Mary receives a chance to give up her new powers and regain a weaker version of her original abilities, but finds she's become addicted to dark magic. She later gets possessed by the New God Desaad, and becomes a punk-themed supervillain who gets her powers from a "dirty magic word." Thankfully, this embarrassing chapter of Mary's life was erased when the DC Universe was rebooted during the New 52. Once again, Mary is depicted as a wholesome superheroine — though, it would probably be best for her to stay clear of Black Adam from now on.

He loses his powers in the harshest ways

Like Billy Batson and the rest of the Shazam family, Black Adam receives his powers by shouting "Shazam!" — which makes the Shazam family vulnerable to anyone who can keep them from saying the word. Normally, most villains just gag Billy Batson and his family when they want to keep them quiet. However, in Black Adam's case, certain enemies have resorted to more ... brutal methods.

While the Wizard Shazam once neutralized Black Adam by stripping him of his memory and voice, when Black Adam faced down the super villain Ultraman (an evil version of Superman from a parallel universe), Ultraman managed to wrap his hand around Black Adam's mouth and squeeze — crushing the god-like being's jaw and causing him to literally spit out teeth and blood. Few people can take down Adam so definitively, but this Superman doppelganger did so relatively easily, stating, "No more words from you."

Still, even this graphic smackdown wasn't the harshest way Black Adam has been defeated. In his early appearances, an accidental shouting of "Shazam!" would cause Adam to lose his powers and revert to his mortal form — which quickly disintegrated into dust, since his mortal body had been alive for thousands of years.

He's even more brutal without his powers

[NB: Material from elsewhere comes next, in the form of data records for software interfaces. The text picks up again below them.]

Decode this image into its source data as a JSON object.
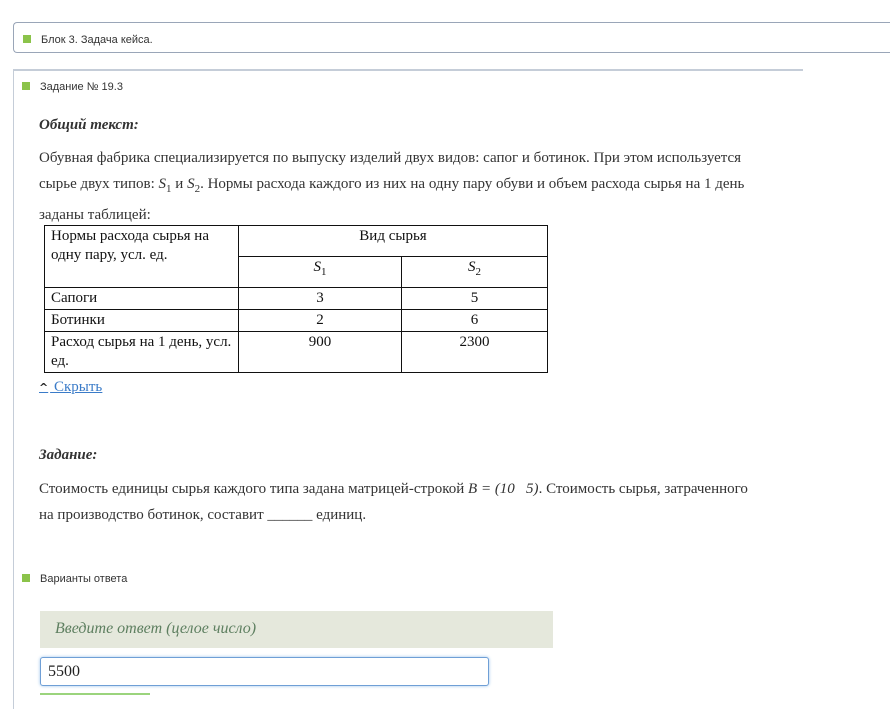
{
  "block": {
    "title": "Блок 3. Задача кейса."
  },
  "task": {
    "number_label": "Задание № 19.3"
  },
  "common_text": {
    "heading": "Общий текст:",
    "line1": "Обувная фабрика специализируется по выпуску изделий двух видов: сапог и ботинок. При этом используется",
    "line2_prefix": "сырье двух типов:",
    "s1": "S",
    "s1_sub": "1",
    "and_word": "и",
    "s2": "S",
    "s2_sub": "2",
    "line2_suffix": ". Нормы расхода каждого из них на одну пару обуви и объем расхода сырья на 1 день",
    "line3": "заданы таблицей:"
  },
  "table": {
    "corner_header": "Нормы расхода сырья на одну пару, усл. ед.",
    "group_header": "Вид сырья",
    "col1_symbol": "S",
    "col1_sub": "1",
    "col2_symbol": "S",
    "col2_sub": "2",
    "rows": [
      {
        "label": "Сапоги",
        "s1": "3",
        "s2": "5"
      },
      {
        "label": "Ботинки",
        "s1": "2",
        "s2": "6"
      },
      {
        "label": "Расход сырья на 1 день, усл. ед.",
        "s1": "900",
        "s2": "2300"
      }
    ]
  },
  "hide_link": {
    "label": " Скрыть"
  },
  "assignment": {
    "heading": "Задание:",
    "line1_prefix": "Стоимость единицы сырья каждого типа задана матрицей-строкой",
    "matrix_expr": "B = (10   5)",
    "line1_suffix": ". Стоимость сырья, затраченного",
    "line2": "на производство ботинок, составит ______ единиц."
  },
  "answers": {
    "section_label": "Варианты ответа",
    "prompt": "Введите ответ (целое число)",
    "input_value": "5500"
  },
  "colors": {
    "accent_green": "#8bc34a",
    "link_blue": "#3a7bc8",
    "prompt_bg": "#e5e8dc",
    "prompt_text": "#5e7f60"
  }
}
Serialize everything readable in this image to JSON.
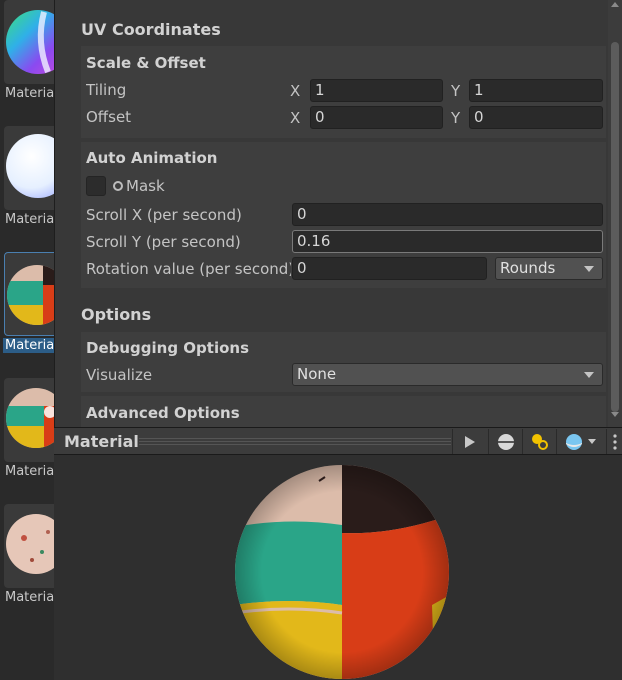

Black Adam has been known to commit some pretty shocking acts with the Power of Shazam — but he can be even more brutal when he's forced to rely on his regular strength and speed.

During "Black Adam: The Dark Age," Adam is stripped of his powers (but is allowed to retain his usual physical age). While on a quest to recover the pieces of a magical amulet and restore his wife Isis to life, he runs into a yeti in the Himalayas. Although this beast is vastly more powerful than the now-mortal man, the ex-Black Adam stabs the yeti with a sharp knife and then rips out his intestines — so he can use them to rappel down the mountain.

Later, when he discovers that without the Stamina of Atlas he can grow pretty hungry, Adam decides to resort to cannibalism and eat one of the men in his group. He may spend time as a mortal, but there's nothing ordinary about this man — especially when he's pushed to his limits.